The Evidence

The 2011 government shutdown happened because Gov. Mark Dayton and the Republican controlled Legislature could not agree on a budget to close the state’s $5 billion deficit. Dayton wanted to raise taxes on Minnesota’s top earners (which he did in the last legislative session), but Republicans objected.

It’s easy to argue both sides of this issue: Republicans say Dayton forced a shutdown by sticking to his plan to raise taxes and refusing to accept the budget they passed. Democrats say the Republican budget cut too much.

At the time, Westrom was serving in the Minnesota House and was a member of his party’s leadership team as Speaker Pro Tempore.

While Westrom wasn’t the only GOP legislator standing their ground on the Republican budget as the ad implies, he did back his party’s actions before and during the shutdown. On July 1, 2011, he wrote to the Alexandria Echo Press to defend the Republican budget that Dayton rejected.
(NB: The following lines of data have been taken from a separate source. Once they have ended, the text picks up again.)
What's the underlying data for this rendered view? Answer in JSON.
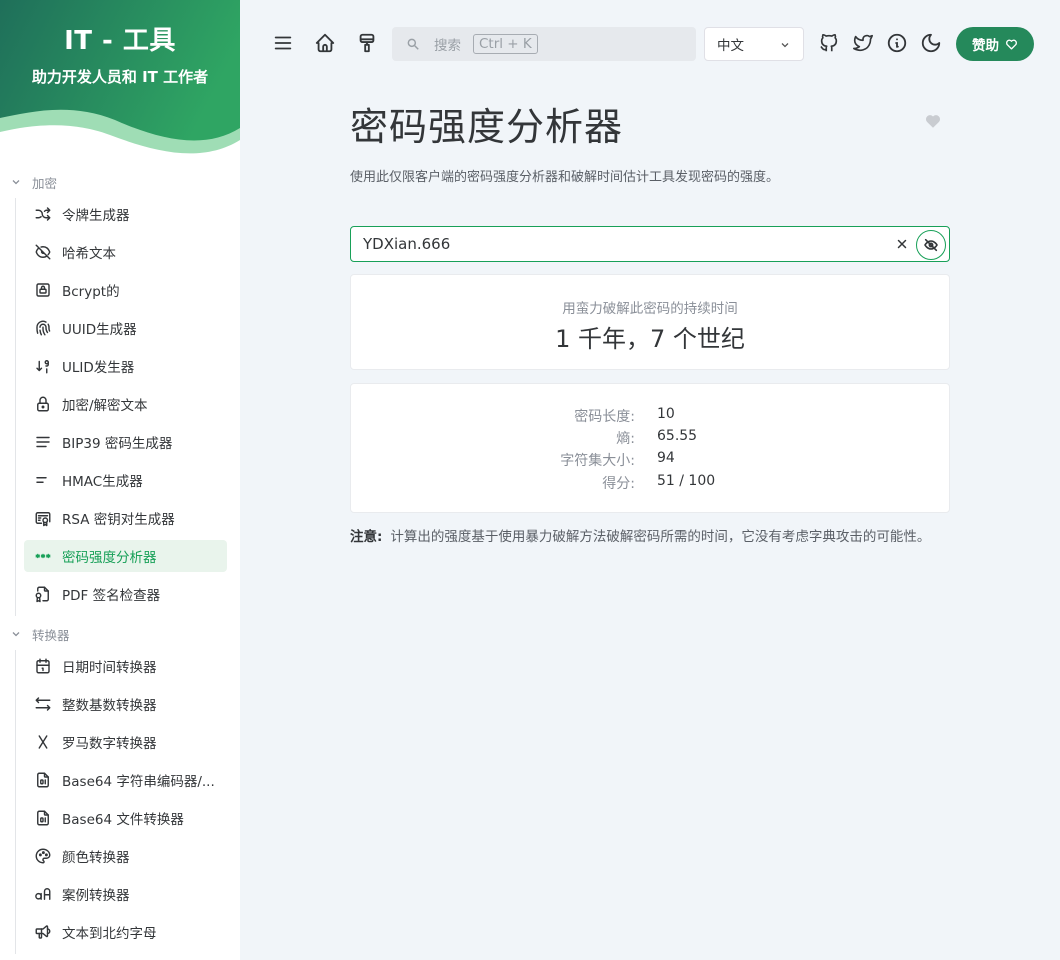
{
  "app": {
    "title": "IT - 工具",
    "subtitle": "助力开发人员和 IT 工作者"
  },
  "sidebar": {
    "sections": [
      {
        "title": "加密",
        "items": [
          {
            "label": "令牌生成器",
            "icon": "shuffle-icon"
          },
          {
            "label": "哈希文本",
            "icon": "eye-off-icon"
          },
          {
            "label": "Bcrypt的",
            "icon": "lock-square-icon"
          },
          {
            "label": "UUID生成器",
            "icon": "fingerprint-icon"
          },
          {
            "label": "ULID发生器",
            "icon": "sort-digits-icon"
          },
          {
            "label": "加密/解密文本",
            "icon": "lock-icon"
          },
          {
            "label": "BIP39 密码生成器",
            "icon": "align-justified-icon"
          },
          {
            "label": "HMAC生成器",
            "icon": "short-text-icon"
          },
          {
            "label": "RSA 密钥对生成器",
            "icon": "certificate-icon"
          },
          {
            "label": "密码强度分析器",
            "icon": "password-icon",
            "active": true
          },
          {
            "label": "PDF 签名检查器",
            "icon": "file-certificate-icon"
          }
        ]
      },
      {
        "title": "转换器",
        "items": [
          {
            "label": "日期时间转换器",
            "icon": "calendar-icon"
          },
          {
            "label": "整数基数转换器",
            "icon": "arrows-left-right-icon"
          },
          {
            "label": "罗马数字转换器",
            "icon": "roman-x-icon"
          },
          {
            "label": "Base64 字符串编码器/...",
            "icon": "file-digit-icon"
          },
          {
            "label": "Base64 文件转换器",
            "icon": "file-digit-icon"
          },
          {
            "label": "颜色转换器",
            "icon": "palette-icon"
          },
          {
            "label": "案例转换器",
            "icon": "letter-case-icon"
          },
          {
            "label": "文本到北约字母",
            "icon": "speakerphone-icon"
          }
        ]
      }
    ]
  },
  "topbar": {
    "search_placeholder": "搜索",
    "search_shortcut": "Ctrl + K",
    "language": "中文",
    "sponsor_label": "赞助"
  },
  "main": {
    "title": "密码强度分析器",
    "description": "使用此仅限客户端的密码强度分析器和破解时间估计工具发现密码的强度。",
    "password_value": "YDXian.666",
    "crack_label": "用蛮力破解此密码的持续时间",
    "crack_value": "1 千年，7 个世纪",
    "stats": [
      {
        "label": "密码长度:",
        "value": "10"
      },
      {
        "label": "熵:",
        "value": "65.55"
      },
      {
        "label": "字符集大小:",
        "value": "94"
      },
      {
        "label": "得分:",
        "value": "51 / 100"
      }
    ],
    "note_label": "注意:",
    "note_text": "计算出的强度基于使用暴力破解方法破解密码所需的时间，它没有考虑字典攻击的可能性。"
  },
  "colors": {
    "accent": "#18a058",
    "sponsor": "#25895b",
    "hero_dark": "#1d7a5c",
    "hero_light": "#37b36a"
  }
}
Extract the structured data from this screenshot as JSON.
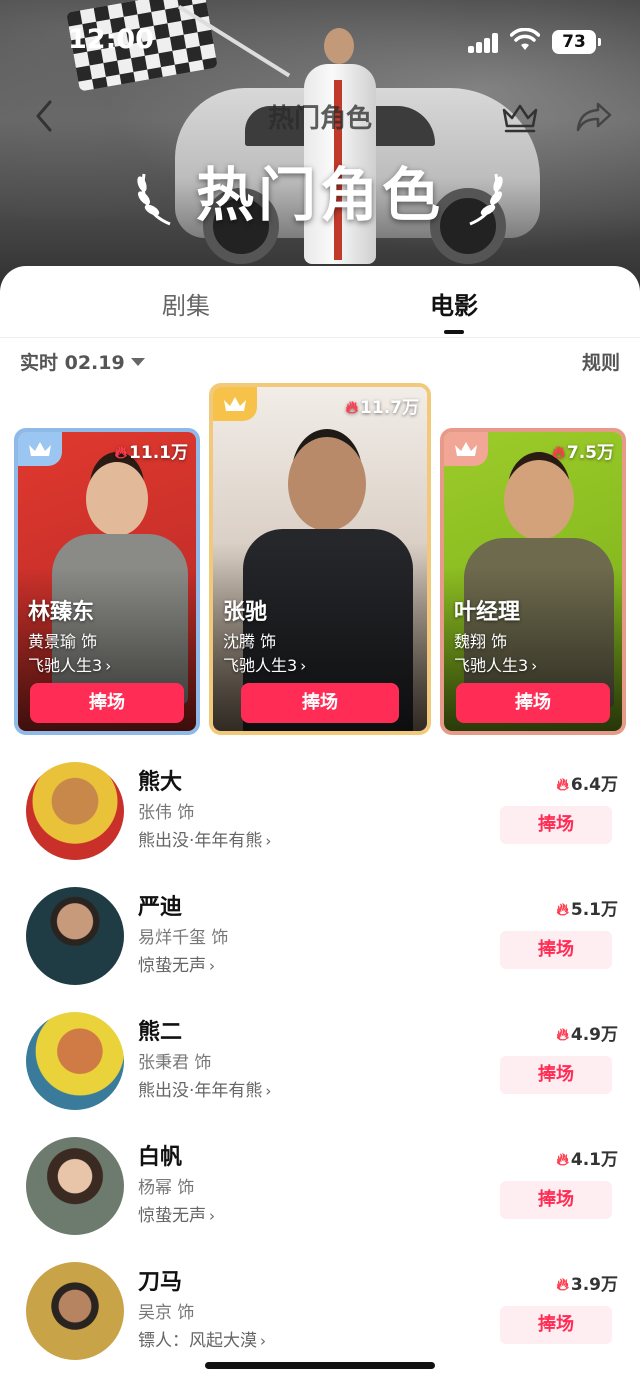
{
  "status": {
    "time": "12:00",
    "battery": "73"
  },
  "nav": {
    "title": "热门角色"
  },
  "hero": {
    "title": "热门角色"
  },
  "tabs": [
    {
      "label": "剧集"
    },
    {
      "label": "电影"
    }
  ],
  "active_tab": "电影",
  "filter": {
    "realtime": "实时 02.19"
  },
  "rules": "规则",
  "top3": [
    {
      "name": "林臻东",
      "actor": "黄景瑜 饰",
      "work": "飞驰人生3",
      "heat": "11.1万",
      "button": "捧场",
      "rank": 2,
      "accent": "#8fb9e8"
    },
    {
      "name": "张驰",
      "actor": "沈腾 饰",
      "work": "飞驰人生3",
      "heat": "11.7万",
      "button": "捧场",
      "rank": 1,
      "accent": "#f2c97a"
    },
    {
      "name": "叶经理",
      "actor": "魏翔 饰",
      "work": "飞驰人生3",
      "heat": "7.5万",
      "button": "捧场",
      "rank": 3,
      "accent": "#e89a8a"
    }
  ],
  "list": [
    {
      "name": "熊大",
      "actor": "张伟 饰",
      "work": "熊出没·年年有熊",
      "heat": "6.4万",
      "button": "捧场"
    },
    {
      "name": "严迪",
      "actor": "易烊千玺 饰",
      "work": "惊蛰无声",
      "heat": "5.1万",
      "button": "捧场"
    },
    {
      "name": "熊二",
      "actor": "张秉君 饰",
      "work": "熊出没·年年有熊",
      "heat": "4.9万",
      "button": "捧场"
    },
    {
      "name": "白帆",
      "actor": "杨幂 饰",
      "work": "惊蛰无声",
      "heat": "4.1万",
      "button": "捧场"
    },
    {
      "name": "刀马",
      "actor": "吴京 饰",
      "work": "镖人：风起大漠",
      "heat": "3.9万",
      "button": "捧场"
    }
  ],
  "colors": {
    "accent": "#ff2d55",
    "button_soft": "#ffeef1",
    "flame": "#ff3b4e"
  }
}
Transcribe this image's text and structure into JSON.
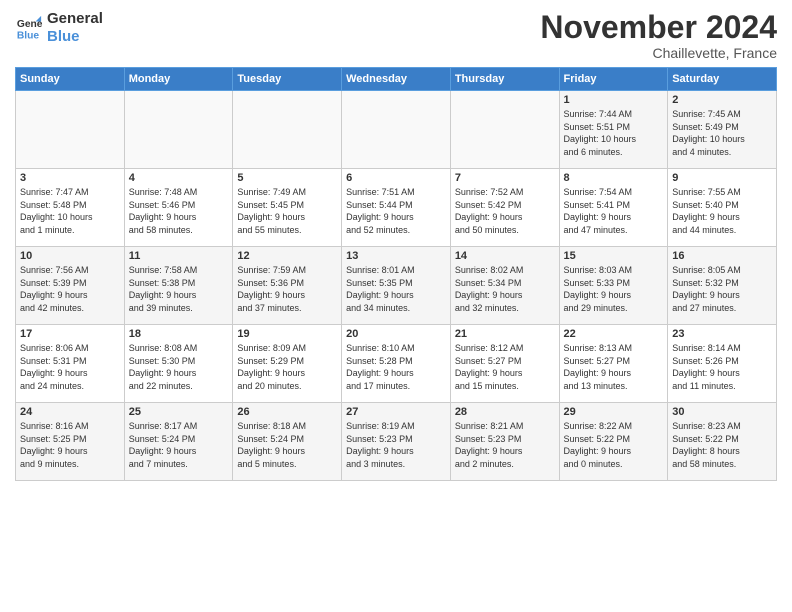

“The Legislature passed a balanced budget in May that increased current spending by $2 billion, with a total of $34 billion, a 6 percent increase in spending this year,” Westrom wrote. “A 6 percent increase should be enough; we cannot spend more than we have in the checkbook.”

It’s true that the shutdown cost the state about $60 million. But the ad leaves out the fact that those costs were offset by about $65 million the state saved when it laid off nearly 20,000 government employees during the shutdown.

Like most of his House colleagues, Westrom accepted pay during the shutdown as well.

The Verdict

The DCCC ad leans toward misleading for two reasons.

First, it somewhat overstates Westrom’s role in the government shutdown. It goes a bit too far by saying “Westrom led the charge to shutdown Minnesota’s government,” though Westrom was a member of leadership at the time and backed his party.

And while it’s true the shutdown cost about $65 million, the ad leaves out the critical fact that the state recouped those costs – and then some.